# TASK BRIEF
Say how many lines in the listing contain the string "structure", giving the number alone.
***** INPUT DATA *****
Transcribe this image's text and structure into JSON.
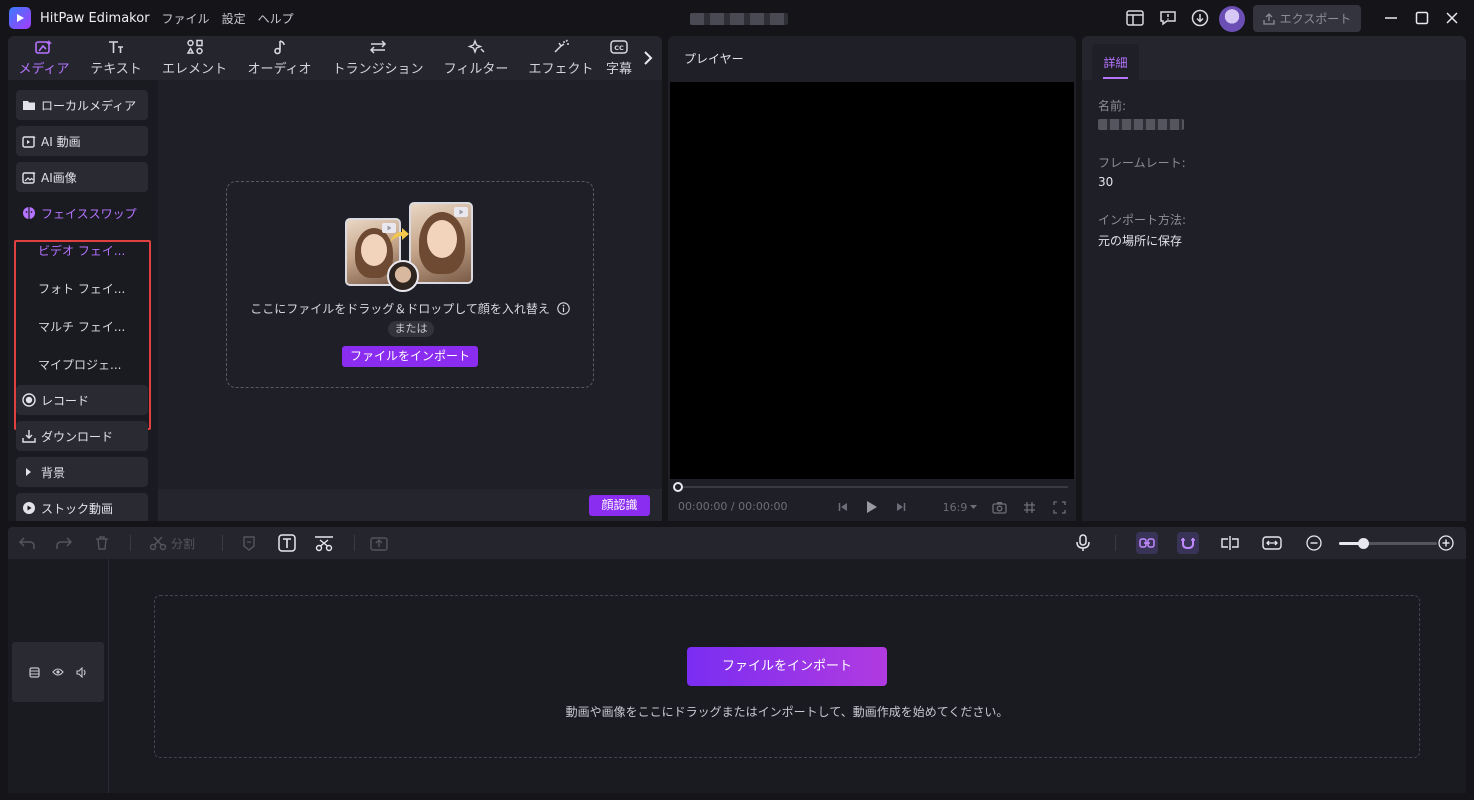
{
  "app": {
    "name": "HitPaw Edimakor",
    "menu": [
      "ファイル",
      "設定",
      "ヘルプ"
    ],
    "export_label": "エクスポート"
  },
  "tabs": [
    {
      "label": "メディア",
      "icon": "media-icon",
      "active": true
    },
    {
      "label": "テキスト",
      "icon": "text-icon"
    },
    {
      "label": "エレメント",
      "icon": "element-icon"
    },
    {
      "label": "オーディオ",
      "icon": "audio-icon"
    },
    {
      "label": "トランジション",
      "icon": "transition-icon"
    },
    {
      "label": "フィルター",
      "icon": "filter-icon"
    },
    {
      "label": "エフェクト",
      "icon": "effect-icon"
    },
    {
      "label": "字幕",
      "icon": "subtitle-icon"
    }
  ],
  "sidebar": {
    "items": [
      {
        "label": "ローカルメディア",
        "icon": "folder-icon"
      },
      {
        "label": "AI 動画",
        "icon": "ai-video-icon"
      },
      {
        "label": "AI画像",
        "icon": "ai-image-icon"
      },
      {
        "label": "フェイススワップ",
        "icon": "face-swap-icon"
      },
      {
        "label": "レコード",
        "icon": "record-icon"
      },
      {
        "label": "ダウンロード",
        "icon": "download-icon"
      },
      {
        "label": "背景",
        "icon": "caret-right-icon"
      },
      {
        "label": "ストック動画",
        "icon": "play-icon"
      }
    ],
    "subitems": [
      "ビデオ フェイ...",
      "フォト フェイ...",
      "マルチ フェイ...",
      "マイプロジェ..."
    ]
  },
  "media": {
    "drop_text": "ここにファイルをドラッグ＆ドロップして顔を入れ替え",
    "or": "または",
    "import_label": "ファイルをインポート",
    "face_detect_label": "顔認識"
  },
  "player": {
    "title": "プレイヤー",
    "time_current": "00:00:00",
    "time_sep": "/",
    "time_total": "00:00:00",
    "progress": 0,
    "ratio": "16:9"
  },
  "detail": {
    "tab": "詳細",
    "name_label": "名前:",
    "framerate_label": "フレームレート:",
    "framerate_value": "30",
    "import_method_label": "インポート方法:",
    "import_method_value": "元の場所に保存"
  },
  "timeline": {
    "split_label": "分割",
    "import_label": "ファイルをインポート",
    "hint": "動画や画像をここにドラッグまたはインポートして、動画作成を始めてください。",
    "zoom_level": 0.25
  },
  "colors": {
    "accent": "#b574ff",
    "button": "#8a2df0",
    "highlight_frame": "#e04040"
  }
}
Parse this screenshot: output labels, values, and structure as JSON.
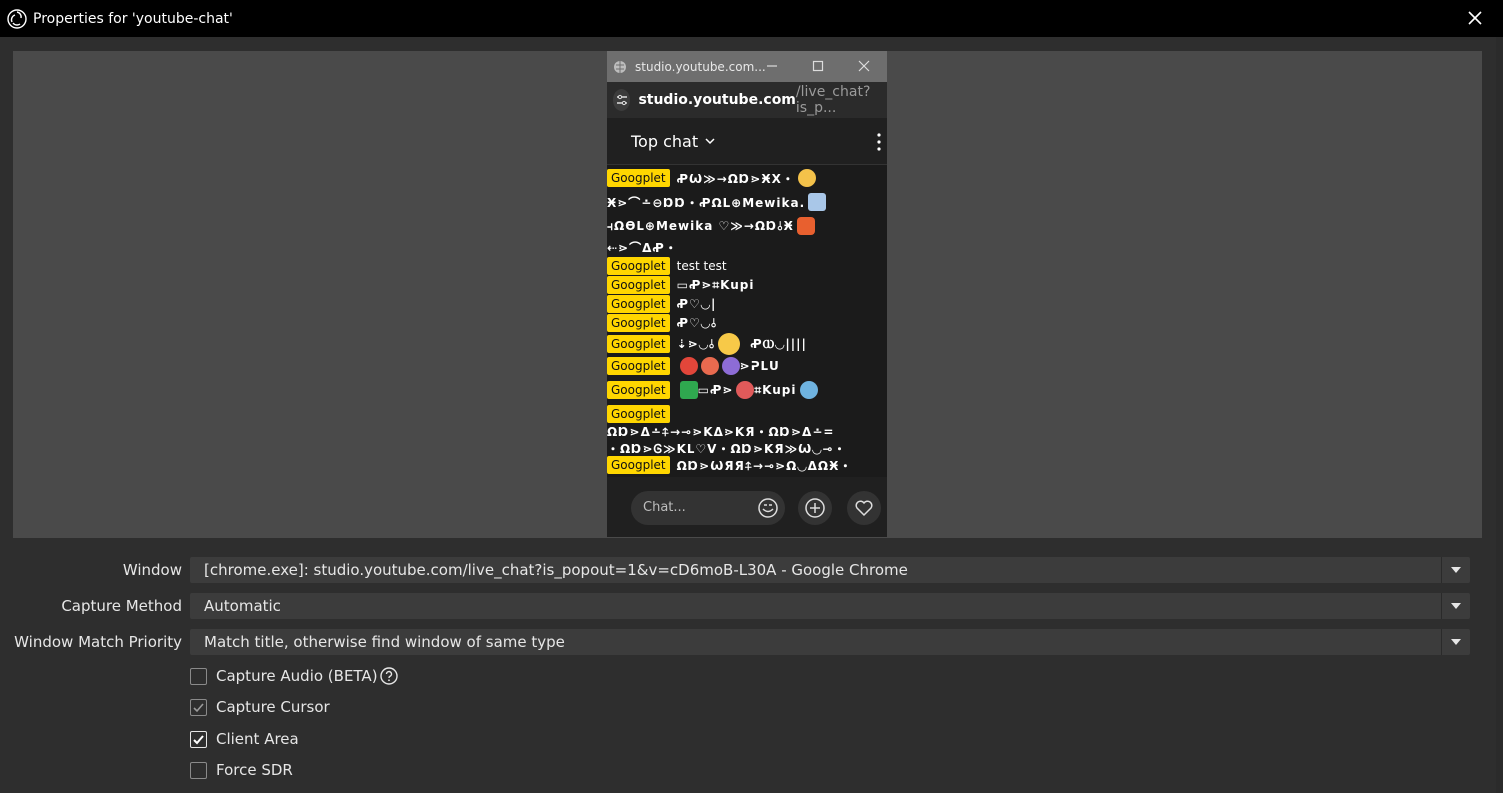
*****
# COMPLETED TASK
2